NEW YORK (CNNMoney) — Lawmakers on Friday were handed the official score card on President Obama’s proposed budget for 2013.
The Congressional Budget Office concluded that the president’s budget would add less to the country’s debt than if lawmakers simply extend a number of favored policies, such as the Bush-era tax cuts.
And yet debt levels at the end of the decade under Obama’s budget would remain too high for comfort.
The president’s budget would add $6.4 trillion in deficits between 2013 and 2022, the CBO said.
Under the so-called alternative fiscal scenario, where Congress simply extends a number of favored policies, cumulative deficits would reach nearly $11 trillion.
That president’s proposals would bring debt held by the public to 76% of GDP at the end of the period measured, up from 68% last year.
Debt held by the public includes U.S. bonds bought by investors, but excludes money owed to government trust funds, such as Social Security and Medicare.
Independent deficit watchdogs have been urging lawmakers to put in place a debt-reduction plan to lower public debt to at least 60% by the end of the decade.
One reason why Obama’s budget fails to do so is because it doesn’t adequately address entitlement costs, such as Medicare.
The president has publicly advocated striking a “grand bargain” — which would involve entitlement and other spending cuts as well as tax increases – to reduce the country’s long-term debt burden. But fraught negotiations with House Republicans fell apart over the summer.
The CBO analysis shows that the president’s budget would end up stabilizing the debt — meaning the country’s deficits stop growing faster than the economy. The annual deficit in his proposal would fall to 2.5% of GDP by 2017 — well below the 8.1% projected for this year. But they would climb back to 3% by 2022. And barring any more significant debt reduction plans, deficits thereafter would continue on a northward trek.

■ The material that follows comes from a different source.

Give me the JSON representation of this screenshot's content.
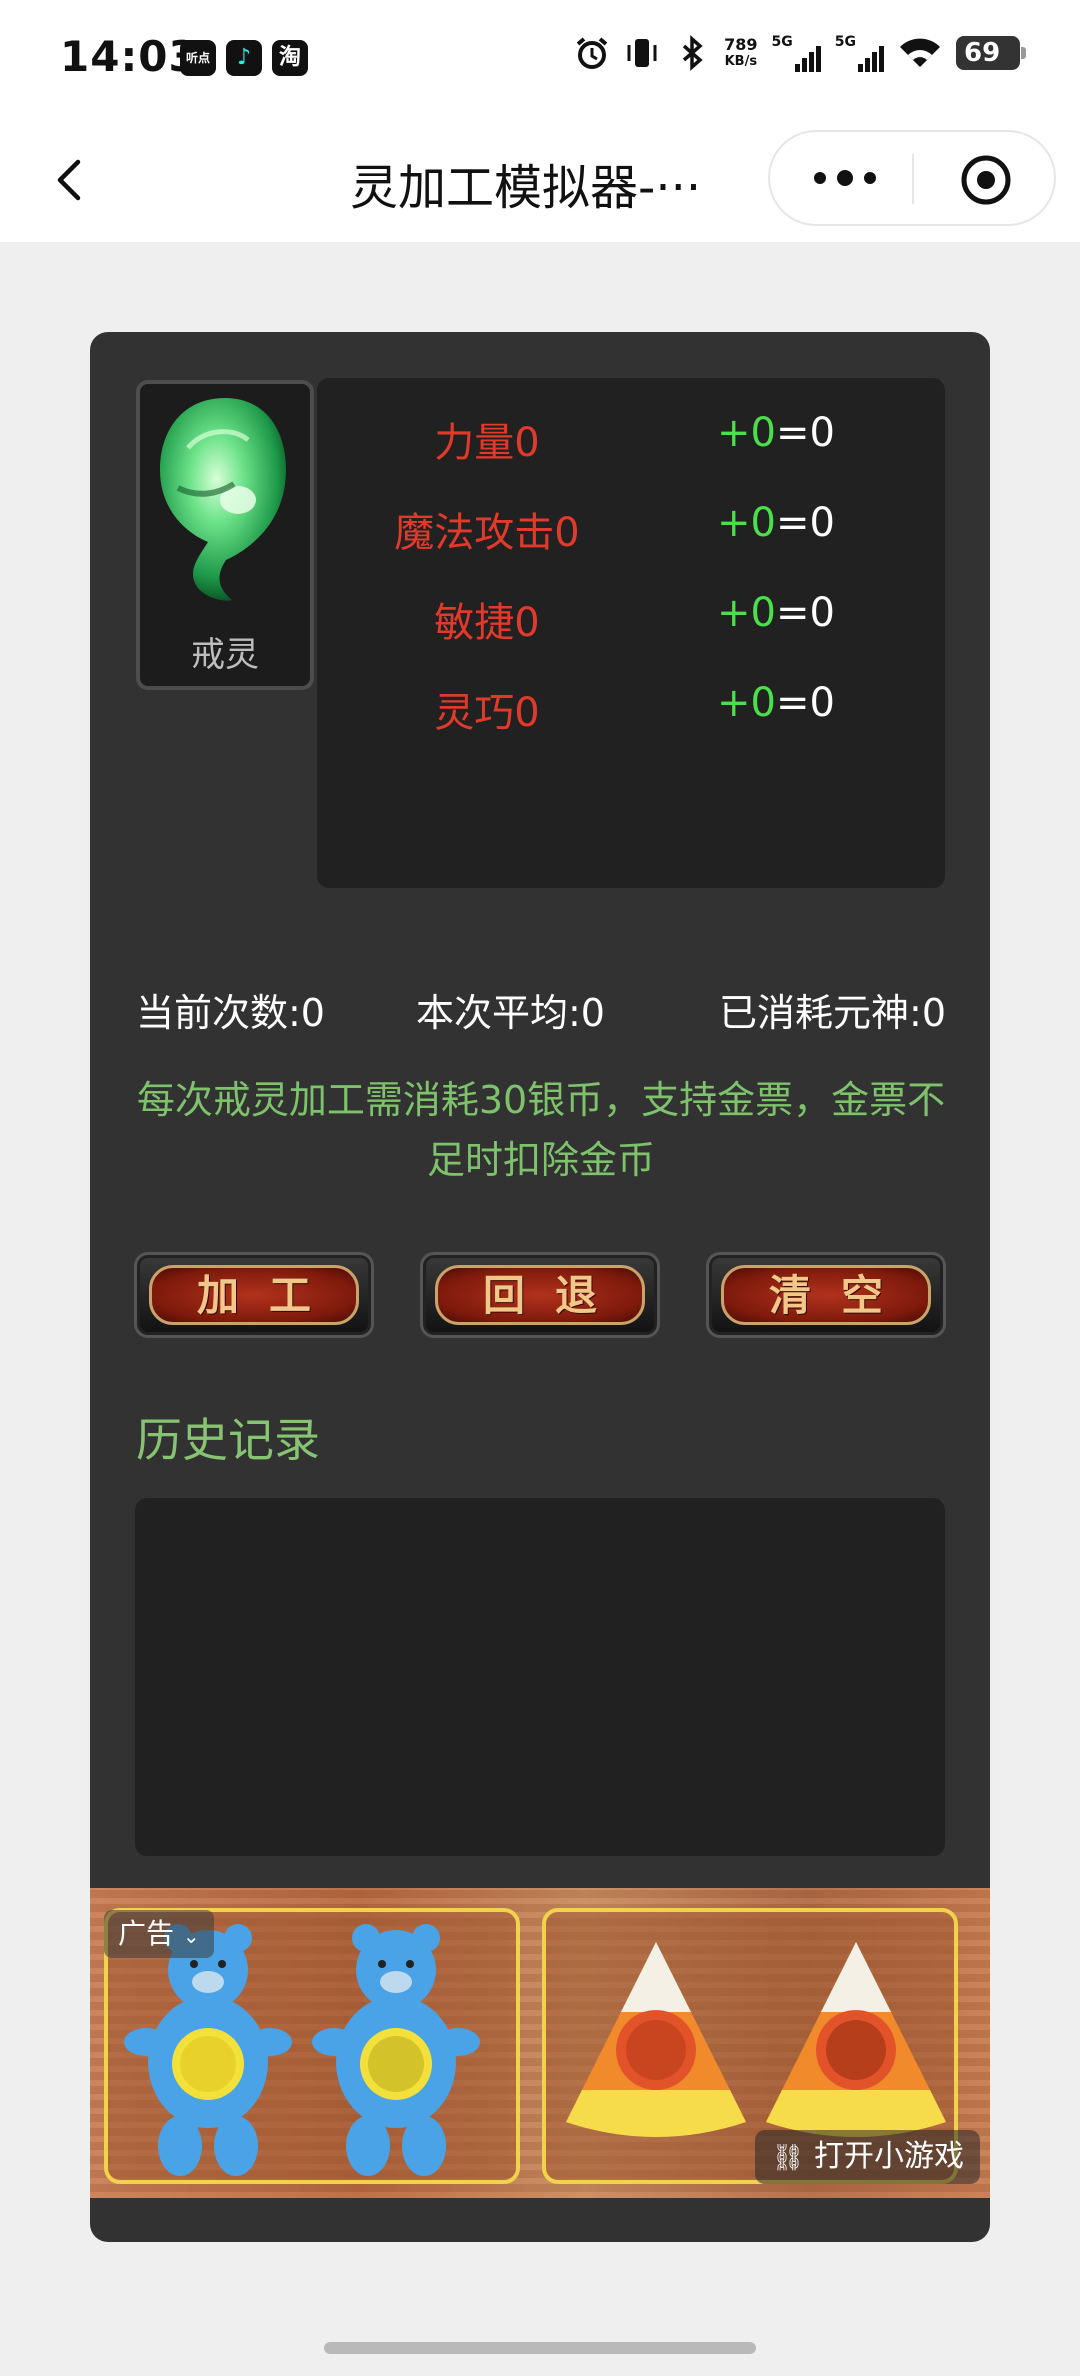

Annual spending levels in Obama’s fiscal blueprint average 22.5% of GDP, above the 20.7% historical average. But his budget would put discretionary spending on a downward trajectory, from 8.4% of GDP this year to 5.2% at the end of the decade.
Under the president’s budget the government’s revenue intake would climb to an average of 19.4%, above the 18.1% historical norm and well above the 60-year lows reached during the recession.
Part of the reason for the increase is due to a strengthening economy. But partly it’s due to the estimated $950 billion in new revenue he’d raise from a host of proposals, the largest of which is his call to limit the value of itemized deductions for high-income households, which alone is estimated to raise $520 billion over a decade.
At the same time, he puts forth a number of measures that would shrink tax receipts significantly relative to where they would otherwise be. The most costly is his oft-repeated proposal to make permanent the Bush-era tax cuts for the majority of Americans, followed by a proposal to index the Alternative Minimum Tax to inflation, and expanding stimulus measures and creating new tax cuts for families.
While no president’s budget is ever adopted by Congress wholesale or even in large part, this year there isn’t likely to be any real action on anyone’s budget proposal — including one expected next week from House Budget Chairman Paul Ryan – until after the presidential election in November.
That’s when Congress will face a number of fateful fiscal decisions, such as whether to extend the Bush-era tax cuts and whether to replace nearly $1 trillion in automatic spending cuts that nobody wants but which are scheduled to take effect in January 2013.